When Mom came to live at our house, I just naturally fixed up the spare bedroom.  No more play area for our grandkids. We made it as personable as we could, with all the hospital equipment that comes with cancer. She was only feet from our living room and had a walker and wheel chair, but she was also expecting an on-call nurse.  And I wondered who she thought that might be.  She also thought that even though we didn’t allow any smoking on our property or in our house, that she would naturally be the exception.  While emptying her house of personal items, she one day made the comment to me that “she would not smoke at my house”.  I was shocked and thrilled to have her say it out loud and I had some silly idea the subject was miraculously resolved.  Was I ever wrong?

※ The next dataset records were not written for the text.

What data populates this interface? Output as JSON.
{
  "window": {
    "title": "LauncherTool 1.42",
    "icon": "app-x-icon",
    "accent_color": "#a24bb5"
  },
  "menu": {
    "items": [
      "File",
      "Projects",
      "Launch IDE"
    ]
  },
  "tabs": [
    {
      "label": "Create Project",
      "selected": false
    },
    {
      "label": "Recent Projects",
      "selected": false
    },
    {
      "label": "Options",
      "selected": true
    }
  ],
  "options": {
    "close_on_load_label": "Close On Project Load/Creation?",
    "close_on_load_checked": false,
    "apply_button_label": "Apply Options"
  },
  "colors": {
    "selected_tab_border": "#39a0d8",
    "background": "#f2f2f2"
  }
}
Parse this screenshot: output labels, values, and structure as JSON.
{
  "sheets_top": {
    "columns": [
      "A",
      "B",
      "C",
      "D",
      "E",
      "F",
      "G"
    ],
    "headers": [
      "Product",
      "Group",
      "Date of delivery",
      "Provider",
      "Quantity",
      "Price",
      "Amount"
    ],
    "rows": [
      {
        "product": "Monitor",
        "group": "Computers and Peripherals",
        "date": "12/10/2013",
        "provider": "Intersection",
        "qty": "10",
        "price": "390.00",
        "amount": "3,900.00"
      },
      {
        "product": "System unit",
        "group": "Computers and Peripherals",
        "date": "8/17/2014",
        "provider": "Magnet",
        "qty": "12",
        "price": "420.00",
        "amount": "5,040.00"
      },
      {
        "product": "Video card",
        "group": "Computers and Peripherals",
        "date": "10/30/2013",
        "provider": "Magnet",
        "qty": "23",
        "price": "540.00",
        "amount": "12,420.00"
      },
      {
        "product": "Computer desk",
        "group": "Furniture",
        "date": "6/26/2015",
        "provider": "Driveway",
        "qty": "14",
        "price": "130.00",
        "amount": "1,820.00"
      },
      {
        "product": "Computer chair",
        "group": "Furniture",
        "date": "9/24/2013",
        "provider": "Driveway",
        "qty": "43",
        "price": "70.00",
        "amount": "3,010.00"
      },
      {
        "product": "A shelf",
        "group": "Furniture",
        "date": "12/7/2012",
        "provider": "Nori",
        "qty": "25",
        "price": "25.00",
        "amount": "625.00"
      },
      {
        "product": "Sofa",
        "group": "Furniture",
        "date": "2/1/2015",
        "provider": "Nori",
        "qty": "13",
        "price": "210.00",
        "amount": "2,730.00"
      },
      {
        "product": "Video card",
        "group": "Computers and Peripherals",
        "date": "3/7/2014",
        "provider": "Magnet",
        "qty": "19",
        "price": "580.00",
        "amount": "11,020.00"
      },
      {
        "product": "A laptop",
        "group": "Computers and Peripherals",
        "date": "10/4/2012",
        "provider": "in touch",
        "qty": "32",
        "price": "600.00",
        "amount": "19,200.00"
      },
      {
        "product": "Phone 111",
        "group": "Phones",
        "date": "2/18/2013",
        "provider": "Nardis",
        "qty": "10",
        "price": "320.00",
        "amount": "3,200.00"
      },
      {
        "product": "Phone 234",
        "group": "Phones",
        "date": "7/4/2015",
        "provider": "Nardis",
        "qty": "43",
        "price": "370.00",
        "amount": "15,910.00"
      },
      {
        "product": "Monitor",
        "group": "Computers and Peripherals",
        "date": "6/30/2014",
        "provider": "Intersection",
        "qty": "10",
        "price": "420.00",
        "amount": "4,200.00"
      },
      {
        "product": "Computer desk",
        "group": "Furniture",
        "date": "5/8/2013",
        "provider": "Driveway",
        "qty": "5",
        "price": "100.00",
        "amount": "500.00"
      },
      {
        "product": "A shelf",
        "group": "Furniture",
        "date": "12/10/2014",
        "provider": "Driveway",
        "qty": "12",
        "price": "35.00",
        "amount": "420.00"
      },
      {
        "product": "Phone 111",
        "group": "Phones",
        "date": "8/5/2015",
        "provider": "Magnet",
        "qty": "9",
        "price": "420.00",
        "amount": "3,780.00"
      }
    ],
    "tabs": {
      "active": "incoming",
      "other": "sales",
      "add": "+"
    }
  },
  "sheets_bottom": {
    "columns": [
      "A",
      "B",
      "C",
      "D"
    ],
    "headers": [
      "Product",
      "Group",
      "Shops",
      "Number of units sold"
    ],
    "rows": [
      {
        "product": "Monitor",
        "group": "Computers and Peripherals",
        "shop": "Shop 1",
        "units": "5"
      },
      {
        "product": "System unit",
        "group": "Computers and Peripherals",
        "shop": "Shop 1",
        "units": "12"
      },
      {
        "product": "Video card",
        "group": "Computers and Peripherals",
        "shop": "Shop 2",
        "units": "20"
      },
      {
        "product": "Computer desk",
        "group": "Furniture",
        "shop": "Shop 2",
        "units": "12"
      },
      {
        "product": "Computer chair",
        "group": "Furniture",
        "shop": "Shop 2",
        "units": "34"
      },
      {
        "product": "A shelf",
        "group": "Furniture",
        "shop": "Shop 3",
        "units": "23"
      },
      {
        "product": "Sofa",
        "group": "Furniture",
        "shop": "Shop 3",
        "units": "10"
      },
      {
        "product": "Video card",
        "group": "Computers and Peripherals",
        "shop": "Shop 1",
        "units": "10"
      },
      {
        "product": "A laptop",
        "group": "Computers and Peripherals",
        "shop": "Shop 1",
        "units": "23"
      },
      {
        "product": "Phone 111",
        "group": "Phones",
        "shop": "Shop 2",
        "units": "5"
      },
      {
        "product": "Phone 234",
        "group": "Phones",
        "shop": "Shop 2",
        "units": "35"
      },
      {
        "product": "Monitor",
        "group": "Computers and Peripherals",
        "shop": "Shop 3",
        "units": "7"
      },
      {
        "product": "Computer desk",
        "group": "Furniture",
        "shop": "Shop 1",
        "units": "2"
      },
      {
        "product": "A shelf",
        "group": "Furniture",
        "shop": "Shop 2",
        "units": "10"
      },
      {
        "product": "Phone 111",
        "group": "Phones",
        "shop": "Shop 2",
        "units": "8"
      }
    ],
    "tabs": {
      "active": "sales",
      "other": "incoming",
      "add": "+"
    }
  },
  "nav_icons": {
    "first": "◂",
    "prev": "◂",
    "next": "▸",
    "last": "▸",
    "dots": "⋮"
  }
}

First she told me in no uncertain terms, she would never have said that and now my house was hers and she would smoke all she pleased.  Donald brought her cigarettes as usual, and while I was at work and someone else was with her, she smoked. When I found out and the SHTF, my husband told Donald on the side “no smokes, period”.  Donald immediately quit bringing her smokes.

My Mother was deteriorating before our eyes day by day, physically, but not mentally. One day we got into some argument and she announced she was leaving.  She called Donald and he wouldn’t come and get her…..mostly because he didn’t know where to go with her….certainly not to his house.  Her car was parked at our place and she determined to take it, except I refused to give her the keys. It was not a pleasant argument, even as I tried to stay rational and calm. I called each of my siblings as she watched and fumed, to explain our situation and then handed her the phone to talk with them.  That really pissed her off. Nothing pacified her and so she ended up going to the hospital for a week, by ambulance.

She wasn’t hospital sick and didn’t want a nursing home and after talking to Donald, therapists and others, she agreed to come back, but didn’t want to be left “in the back room” anymore.  What could we do about that?

Oddly, our large garage was carpeted, with a nice piece used for an expo and discarded. I parked on it every day and the grandkids played in our garage on rainy or winter days.  We abandoned the parking, disconnected the opener, and installed all the bedroom furniture and hospital items. We blocked off the back door and installed a large gazillion BTU air conditioner. Our garage had an entry to our spare bathroom and laundry and an outside door.

It became the cancer ward apartment, although we never called it that. It did work great. We could all come and go. She could see us. She came home with staph infection from the hospital and was kind enough to give it to me as well.  I was so sick; I wanted to die before her.  Being in the garage, we could keep the grandkids away from the contagion with a baby gate.

Life moved on with visitors, small parties and kids coming home as often as possible.  Her cancer progressed, she grew frail and we managed one last big weekend with everyone home and surrounding her. There was a little wine, lots of hidden tears and laughter – our family staple. It was necessary and a real accomplishment to pull off.  She seemed to wait until news reached her that each child had gotten home safely before she passed away a couple evenings later.

We are small town people and have always been small town people. We grew up knowing our local everyone including our undertaker.  After my Mom died and Donald had come and hospice had done what hospice does, it was time to call our friend, the undertaker. It was a drizzly summer night. I didn’t want her face covered when he took her. I said to him, “When you come to get Mom, just back into the garage. That is where she has been and we can just open the big door and you can back right in.”

Humor has always been our relief valve in my family. Not that Mom would have seen the humor, but we always laugh when we talk about having the hearse back into the garage for Mom. We were just being helpful.